I do not. My store is online. However as you’ve seen I do pop up now and then at various locations. I wholesale at a few locations across the US. [My growth] is completely random and organic. I have a loyal customer base locally and across the USA.
Your flavor combinations are so inventive. The hazelnut cinnamon especially stood out to me. What inspires you?
I have an insane olfactory memory (smell memory) and remember situations, feelings and emotions through scent. I can see a picture of a food and imagine the aroma in detail. So I create flavor combinations by memory.
One such memory is if my mother’s friend Betty. I was 10 years old and would go for tea at her house, she had a fabulous garden full of herbs and showed me that I only had to rub the leaves with my fingers and smell them. She led me to the sage and let me smell. Afterward we went inside for tea and she’d made rhubarb pie. I ate the pie with my hand and could smell the sage on my fingers and I ate. When I saw rhubarb here in the store 35 years later, that memory flooded back and that’s when I came up with my rhubarb sage bonbon.
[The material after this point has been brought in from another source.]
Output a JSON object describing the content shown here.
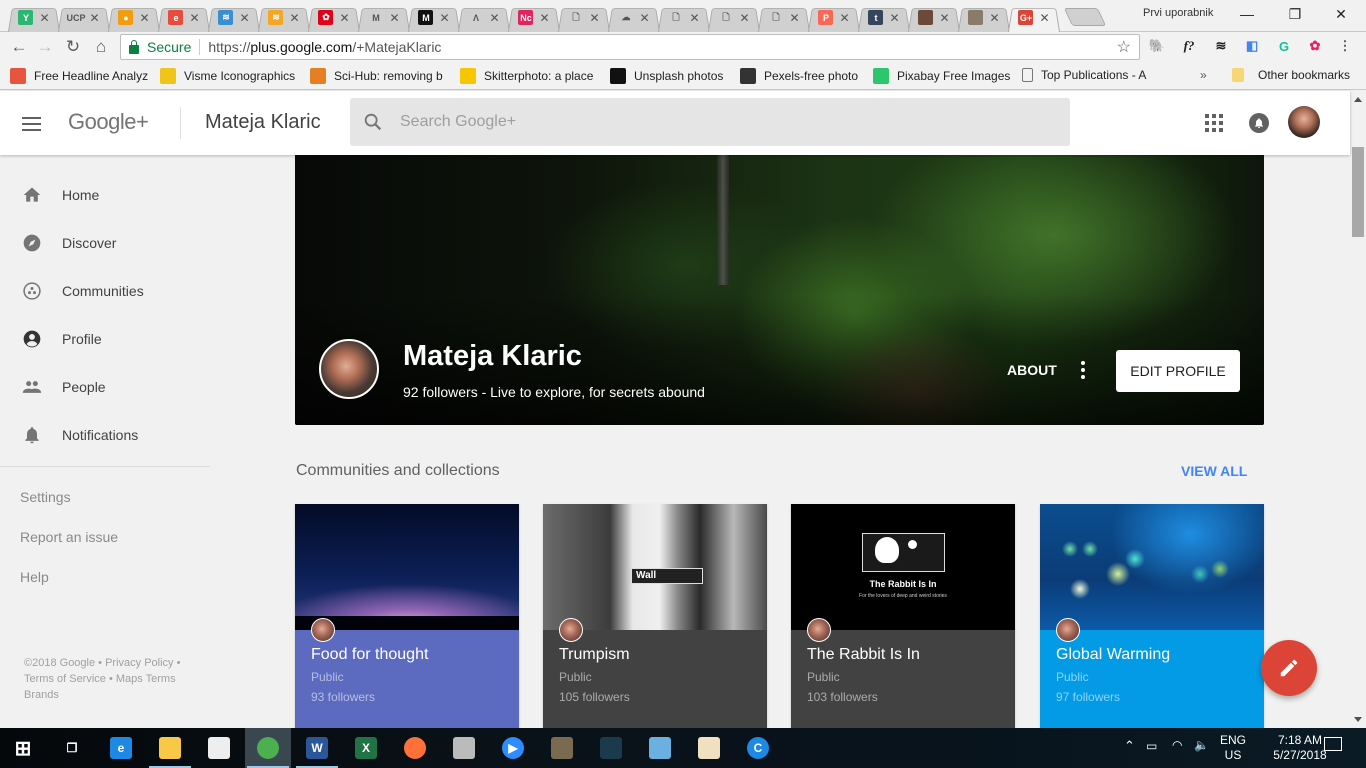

The hazelnut cinnamon came to be when I made the praline to mix into the ganache for the first time. As I was grinding the praline I started to think about what else I could add that would lead it away from the “just like Nutella!” thing. Spice. I wanted to make it adult. Hazelnut and cinnamon complement each other and are rarely combined. I find it very “German.”
I look for big flavor. So often the chocolate is nothing more than a vehicle for other flavors. I like the chocolate to be the star of the show, followed by complimentary accenting flavors. The couvertures should be ethical and consistent in texture. However, in the world of single origin, you are at the mercy of nature. Flavors vary per season and harvest and that what I find to be so exciting. Nature decides.
I followed Map [Chocolate] on Instagram and we became friends. One day we decided to do a collaboration of bonbons. Bridge the gap between bean-to-bar maker and chocolatier. I created a 9-piece bonbon assortment mapping the journey from Georgia to Oregon. Each bonbon represented the flavors associated with 9 states from East to West.
* Couverture chocolate has a high cocoa butter content which makes it suitable for confections. While a chocolate-maker like Map makes chocolate from actual cocoa beans, a chocolatier like Chocolatasm uses chocolate as an ingredient in bonbons and other chocolate products.
I like my flavors to be apparent without being overpowering. I want the chocolate to retain its identity flavor wise and visually which is why I don’t airbrush with bright colors. We live in a “Jolly Rancher society” where flavor is amped up to an extreme. Eat something apple flavored and tour often tasting 100 apples in on bite. I want flavor to be real. I love looking at painted bonbons yet see only that…. paint.
Also I hate that everything is called a truffle.
You’ve already had a long career in chocolate. Any milestones you’d like to share?
I created a truffle (yes, a truffle) for her majesty Queen Beatrix of the Netherlands. She came to Saba and I was asked to present something. I harvested cacao from the rainforest on the island and made truffles from it.
Also I created a confection for the finale of the Montreal baroque festival in 2009. A celebration of the works of Purcell who apparently died of an overdose of chocolate. It was served to 700 people at the cathedral of Bon Secours.
You have obviously found your tribe, people that love your products (and your irreverence, like me!), so what’s next for Chocolatasm?
The plan for 2018 is to relocate to Cape Cod and begin working together with an existing chocolate shop/ cafe/ bakery in Provincetown. I will be helping streamline their operations whilst expanding on Chocolatasm at the same. How that will look isn’t completely clear just yet. Time will tell. Chocolatasm will continue as an online store and wholesale will continue also. My products will be available in Provincetown.